== Input ==

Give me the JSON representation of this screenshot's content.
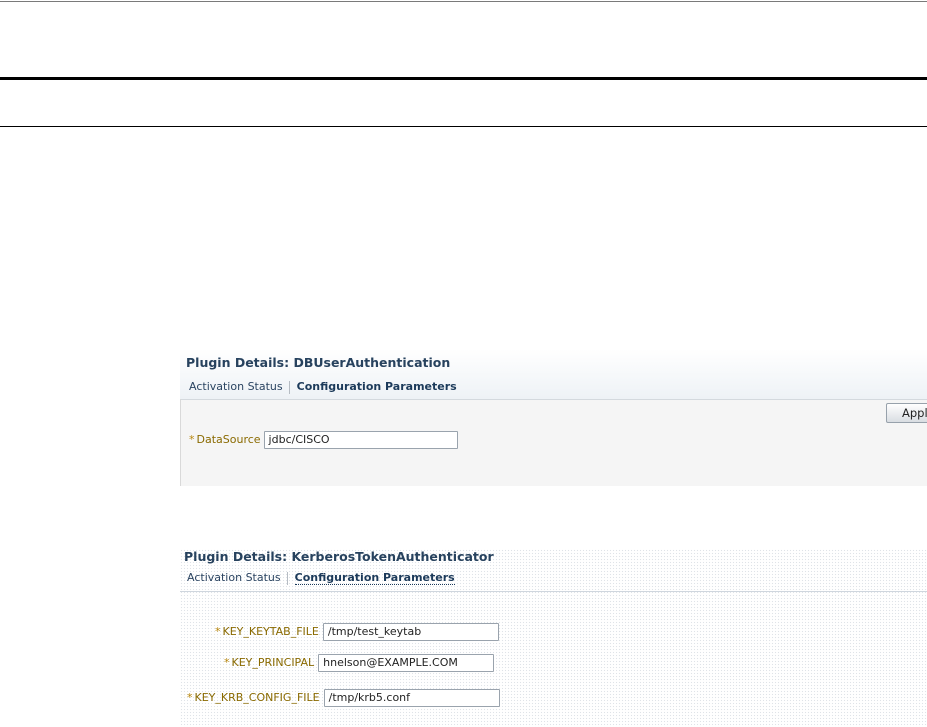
{
  "panel1": {
    "title": "Plugin Details: DBUserAuthentication",
    "tabs": [
      "Activation Status",
      "Configuration Parameters"
    ],
    "apply_label": "Apply",
    "fields": [
      {
        "required": "*",
        "label": "DataSource",
        "value": "jdbc/CISCO"
      }
    ]
  },
  "panel2": {
    "title": "Plugin Details: KerberosTokenAuthenticator",
    "tabs": [
      "Activation Status",
      "Configuration Parameters"
    ],
    "fields": [
      {
        "required": "*",
        "label": "KEY_KEYTAB_FILE",
        "value": "/tmp/test_keytab"
      },
      {
        "required": "*",
        "label": "KEY_PRINCIPAL",
        "value": "hnelson@EXAMPLE.COM"
      },
      {
        "required": "*",
        "label": "KEY_KRB_CONFIG_FILE",
        "value": "/tmp/krb5.conf"
      }
    ]
  }
}
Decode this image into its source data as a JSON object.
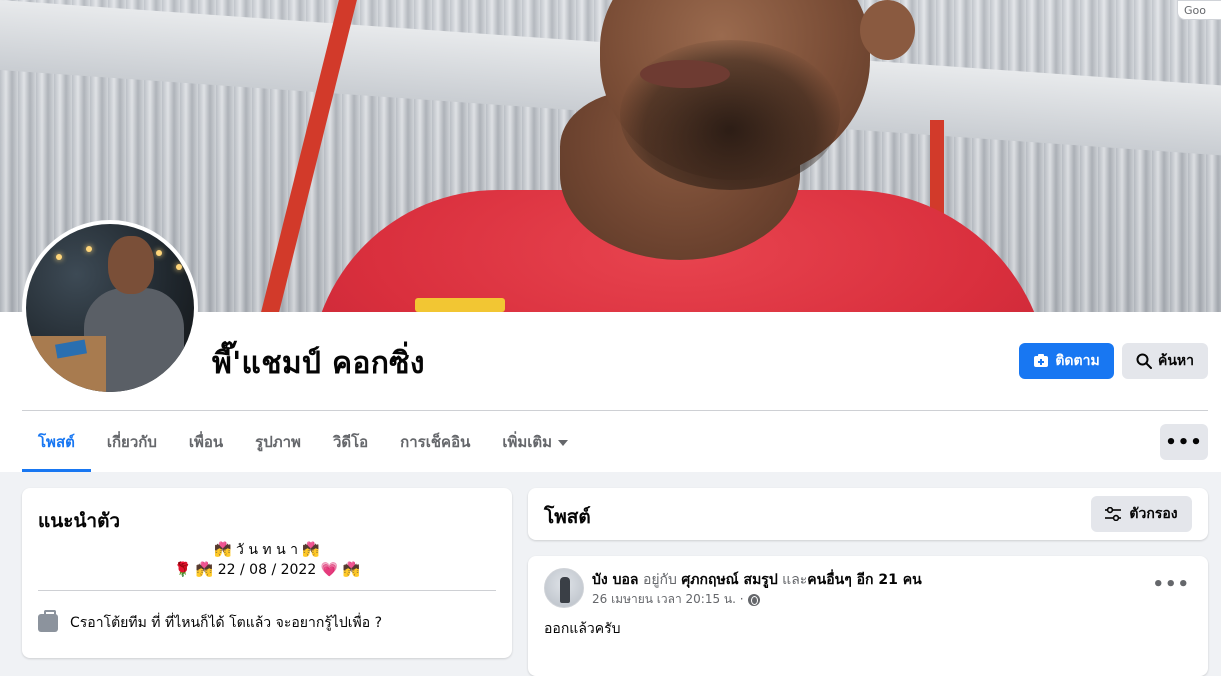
{
  "profile": {
    "name": "พี๊'แชมป์ คอกซิ่ง",
    "follow_label": "ติดตาม",
    "search_label": "ค้นหา"
  },
  "corner_label": "Goo",
  "tabs": [
    {
      "label": "โพสต์",
      "active": true
    },
    {
      "label": "เกี่ยวกับ"
    },
    {
      "label": "เพื่อน"
    },
    {
      "label": "รูปภาพ"
    },
    {
      "label": "วิดีโอ"
    },
    {
      "label": "การเช็คอิน"
    },
    {
      "label": "เพิ่มเติม"
    }
  ],
  "more_label": "•••",
  "intro": {
    "title": "แนะนำตัว",
    "bio_line1": "💏 วั น ท น า 💏",
    "bio_line2": "🌹 💏 22 / 08 / 2022 💗 💏",
    "work_text": "Cรอาโต้ยทีม ที่ ที่ไหนก็ได้ โตแล้ว จะอยากรู้ไปเพื่อ ?"
  },
  "posts": {
    "title": "โพสต์",
    "filter_label": "ตัวกรอง"
  },
  "post": {
    "author": "บัง บอล",
    "with_text": "อยู่กับ",
    "tagged": "ศุภกฤษณ์ สมรูป",
    "and_text": "และ",
    "others": "คนอื่นๆ อีก 21 คน",
    "time": "26 เมษายน เวลา 20:15 น. ·",
    "text": "ออกแล้วครับ",
    "more": "•••"
  },
  "colors": {
    "accent": "#1877f2",
    "background": "#f0f2f5",
    "secondary_button": "#e4e6eb"
  }
}
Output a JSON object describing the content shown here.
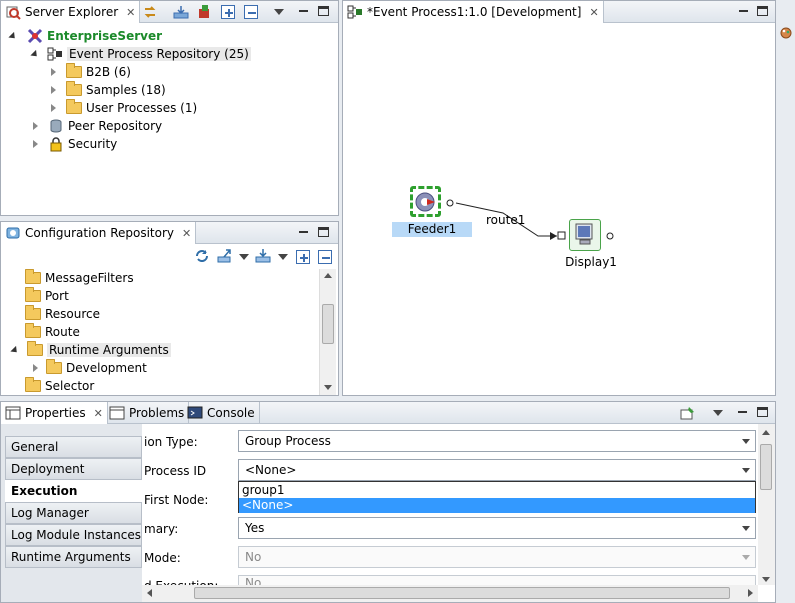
{
  "server_explorer": {
    "tab_label": "Server Explorer",
    "root": "EnterpriseServer",
    "event_repo": "Event Process Repository (25)",
    "children": [
      "B2B (6)",
      "Samples (18)",
      "User Processes (1)"
    ],
    "peer": "Peer Repository",
    "security": "Security"
  },
  "editor": {
    "tab_label": "*Event Process1:1.0 [Development]",
    "nodes": {
      "feeder": "Feeder1",
      "display": "Display1"
    },
    "route_label": "route1"
  },
  "config_repo": {
    "tab_label": "Configuration Repository",
    "items": [
      "MessageFilters",
      "Port",
      "Resource",
      "Route",
      "Runtime Arguments",
      "Development",
      "Selector"
    ]
  },
  "bottom_tabs": {
    "properties": "Properties",
    "problems": "Problems",
    "console": "Console"
  },
  "properties": {
    "side_tabs": [
      "General",
      "Deployment",
      "Execution",
      "Log Manager",
      "Log Module Instances",
      "Runtime Arguments"
    ],
    "active_tab": "Execution",
    "labels": [
      "ion Type:",
      "Process ID",
      "First Node:",
      "mary:",
      "Mode:",
      "d Execution:"
    ],
    "values": [
      "Group Process",
      "<None>",
      "Yes",
      "No",
      "No"
    ],
    "dropdown_options": [
      "group1",
      "<None>"
    ],
    "selected_option": "<None>"
  },
  "colors": {
    "selection": "#3399ff",
    "feeder_label_bg": "#b8d9f7",
    "root_green": "#1b8a2a"
  }
}
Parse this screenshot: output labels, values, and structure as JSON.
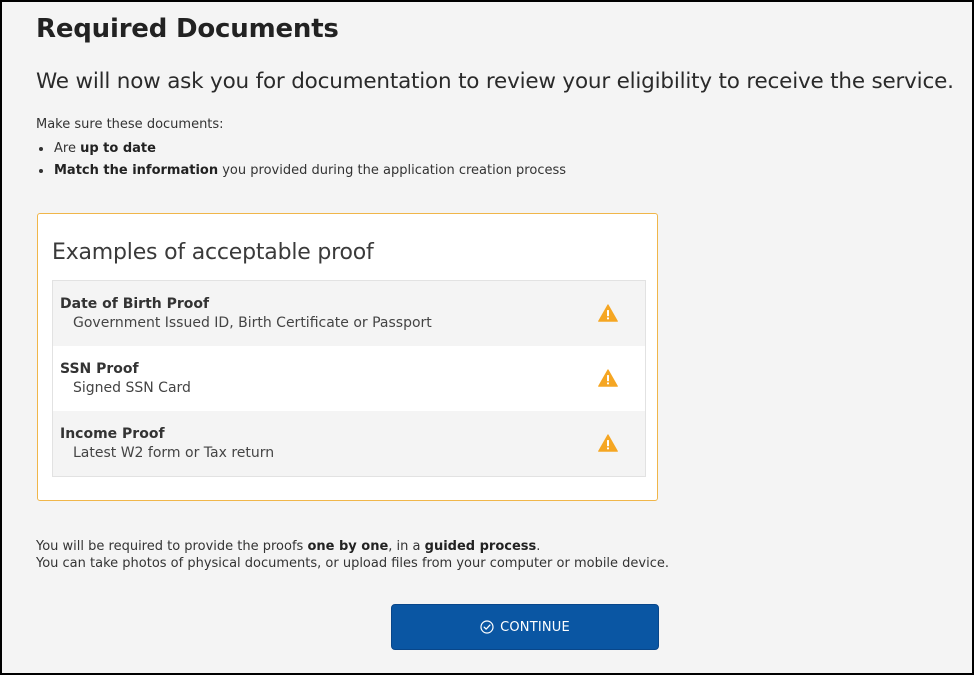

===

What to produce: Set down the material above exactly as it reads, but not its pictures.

Answer section:
Give me the JSON representation of this screenshot's content.
{
  "panel1": {
    "title": "Plugin Details: DBUserAuthentication",
    "tabs": [
      "Activation Status",
      "Configuration Parameters"
    ],
    "apply_label": "Apply",
    "fields": [
      {
        "required": "*",
        "label": "DataSource",
        "value": "jdbc/CISCO"
      }
    ]
  },
  "panel2": {
    "title": "Plugin Details: KerberosTokenAuthenticator",
    "tabs": [
      "Activation Status",
      "Configuration Parameters"
    ],
    "fields": [
      {
        "required": "*",
        "label": "KEY_KEYTAB_FILE",
        "value": "/tmp/test_keytab"
      },
      {
        "required": "*",
        "label": "KEY_PRINCIPAL",
        "value": "hnelson@EXAMPLE.COM"
      },
      {
        "required": "*",
        "label": "KEY_KRB_CONFIG_FILE",
        "value": "/tmp/krb5.conf"
      }
    ]
  }
}
Decode this image into its source data as a JSON object.
{
  "profile": {
    "name": "พี๊'แชมป์ คอกซิ่ง",
    "follow_label": "ติดตาม",
    "search_label": "ค้นหา"
  },
  "corner_label": "Goo",
  "tabs": [
    {
      "label": "โพสต์",
      "active": true
    },
    {
      "label": "เกี่ยวกับ"
    },
    {
      "label": "เพื่อน"
    },
    {
      "label": "รูปภาพ"
    },
    {
      "label": "วิดีโอ"
    },
    {
      "label": "การเช็คอิน"
    },
    {
      "label": "เพิ่มเติม"
    }
  ],
  "more_label": "•••",
  "intro": {
    "title": "แนะนำตัว",
    "bio_line1": "💏 วั น ท น า 💏",
    "bio_line2": "🌹 💏 22 / 08 / 2022 💗 💏",
    "work_text": "Cรอาโต้ยทีม ที่ ที่ไหนก็ได้ โตแล้ว จะอยากรู้ไปเพื่อ ?"
  },
  "posts": {
    "title": "โพสต์",
    "filter_label": "ตัวกรอง"
  },
  "post": {
    "author": "บัง บอล",
    "with_text": "อยู่กับ",
    "tagged": "ศุภกฤษณ์ สมรูป",
    "and_text": "และ",
    "others": "คนอื่นๆ อีก 21 คน",
    "time": "26 เมษายน เวลา 20:15 น. ·",
    "text": "ออกแล้วครับ",
    "more": "•••"
  },
  "colors": {
    "accent": "#1877f2",
    "background": "#f0f2f5",
    "secondary_button": "#e4e6eb"
  }
}
Output a JSON object describing the content shown here.
{
  "server_explorer": {
    "tab_label": "Server Explorer",
    "root": "EnterpriseServer",
    "event_repo": "Event Process Repository (25)",
    "children": [
      "B2B (6)",
      "Samples (18)",
      "User Processes (1)"
    ],
    "peer": "Peer Repository",
    "security": "Security"
  },
  "editor": {
    "tab_label": "*Event Process1:1.0 [Development]",
    "nodes": {
      "feeder": "Feeder1",
      "display": "Display1"
    },
    "route_label": "route1"
  },
  "config_repo": {
    "tab_label": "Configuration Repository",
    "items": [
      "MessageFilters",
      "Port",
      "Resource",
      "Route",
      "Runtime Arguments",
      "Development",
      "Selector"
    ]
  },
  "bottom_tabs": {
    "properties": "Properties",
    "problems": "Problems",
    "console": "Console"
  },
  "properties": {
    "side_tabs": [
      "General",
      "Deployment",
      "Execution",
      "Log Manager",
      "Log Module Instances",
      "Runtime Arguments"
    ],
    "active_tab": "Execution",
    "labels": [
      "ion Type:",
      "Process ID",
      "First Node:",
      "mary:",
      "Mode:",
      "d Execution:"
    ],
    "values": [
      "Group Process",
      "<None>",
      "Yes",
      "No",
      "No"
    ],
    "dropdown_options": [
      "group1",
      "<None>"
    ],
    "selected_option": "<None>"
  },
  "colors": {
    "selection": "#3399ff",
    "feeder_label_bg": "#b8d9f7",
    "root_green": "#1b8a2a"
  }
}
Parse this screenshot: output labels, values, and structure as JSON.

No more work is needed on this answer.